>The authors bring new meaning to the term liveaboard. Their liveaboard is also their home as they freely travel and dive wherever they decide to go, relying on their self-sufficiency to continue their perpetual dive trip.
>Have you ever seen an anchored sailboat with wetsuits and regulators hanging from the rigging and wondered what it was like for those divers? While there are benefits of living aboard and diving from your own boat, there are challenges as well.
>Today we are anchored at San Benedicto in the Islas Revillagigedo — one of the premier dive locations in the world, especially if you love friendly oceanic mantas. A couple of dive boats are anchored nearby after arriving from Baja California 300 miles to the north, each with a load of 15 to 25 divers. But some days we are alone. Diving in a group is much different from enjoying the quiet serenity when it is just you, your buddy and the big blue, which are the times we cherish.
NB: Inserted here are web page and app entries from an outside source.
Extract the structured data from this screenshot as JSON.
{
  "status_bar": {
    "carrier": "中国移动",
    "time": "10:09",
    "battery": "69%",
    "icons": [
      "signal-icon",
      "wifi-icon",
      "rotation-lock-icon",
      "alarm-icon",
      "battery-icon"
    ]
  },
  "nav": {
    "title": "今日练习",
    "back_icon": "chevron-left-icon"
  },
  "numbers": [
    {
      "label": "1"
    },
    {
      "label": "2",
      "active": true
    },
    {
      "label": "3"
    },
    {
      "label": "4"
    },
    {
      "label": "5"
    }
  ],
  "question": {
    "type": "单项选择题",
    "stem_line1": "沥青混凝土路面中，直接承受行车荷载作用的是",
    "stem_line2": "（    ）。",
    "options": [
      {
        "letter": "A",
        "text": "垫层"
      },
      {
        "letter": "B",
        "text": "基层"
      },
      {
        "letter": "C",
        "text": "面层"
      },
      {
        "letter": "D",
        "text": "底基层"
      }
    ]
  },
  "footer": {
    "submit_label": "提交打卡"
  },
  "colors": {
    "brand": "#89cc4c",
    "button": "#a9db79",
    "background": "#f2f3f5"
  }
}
, our 46-foot trimaran, has been our only home for more than 15 years. We've sailed 60,000 nautical miles and visited 26 countries, and we feel truly fortunate to live this life despite the challenges. Just like being on a liveaboard, we must be completely self-sufficient. The two of us are responsible for everything, including ensuring we have adequate food, fuel, electricity and water to sustain our living and diving needs.
>While many sailboats carry compressors, Migration
does not because of the expense, maintenance, space and weight it would require. We usually have four tanks but had eight for our time at Revillagigedos, where the commercial dive boats were very kind about filling them for us. We usually get our fills from a shore dive shop or trade meals for fills with other sailboats. We also carry a DAN Dual Rescue Pak Extended Care oxygen unit as well as plenty of spare dive and boat gear.
>We don't need huge quantities of fuel, so we can go where few other boats do. We love anchoring for weeks at an uninhabited island to discover unknown dive spots and get to know the local fish. Sometimes we can dive right from our boat, but it may take hours to find a safe place to anchor. If drift diving is the only option, we tow our dinghy on a 100-foot rope so it will be available when we surface. The dinghy is equipped with a VHF radio, flares and water, even though the nearest person may be hundreds of miles away.
>We must always create backup plans in case things go awry. There's no Zodiac on the surface to rescue us if the current sweeps us away. We dive conservatively, constantly monitor our situation, and use our compass and underwater features to stay aware of where we are and the location of our boat.
>Is it worth it? There are times we wish for a crew to grab our gear, fill our tanks and cook our meals. We limit our dives to once or twice a day, both for safety and because it takes a long time to rig, clean and break down our gear — especially with a limited water supply. There's no hot tub or long showers. And there's the ever-present uncertainty of being alone should something go wrong. We acknowledge that a severe dive accident will most likely be fatal.
>Every adventure has risks. That's one of the reasons it's an adventure. But we can wake up in our own bed, don our gear at sunrise and slip into the sea to spend an hour alone underwater with mantas, sharks and dolphins — it's worth it.
>© Alert Diver
— Q2 2020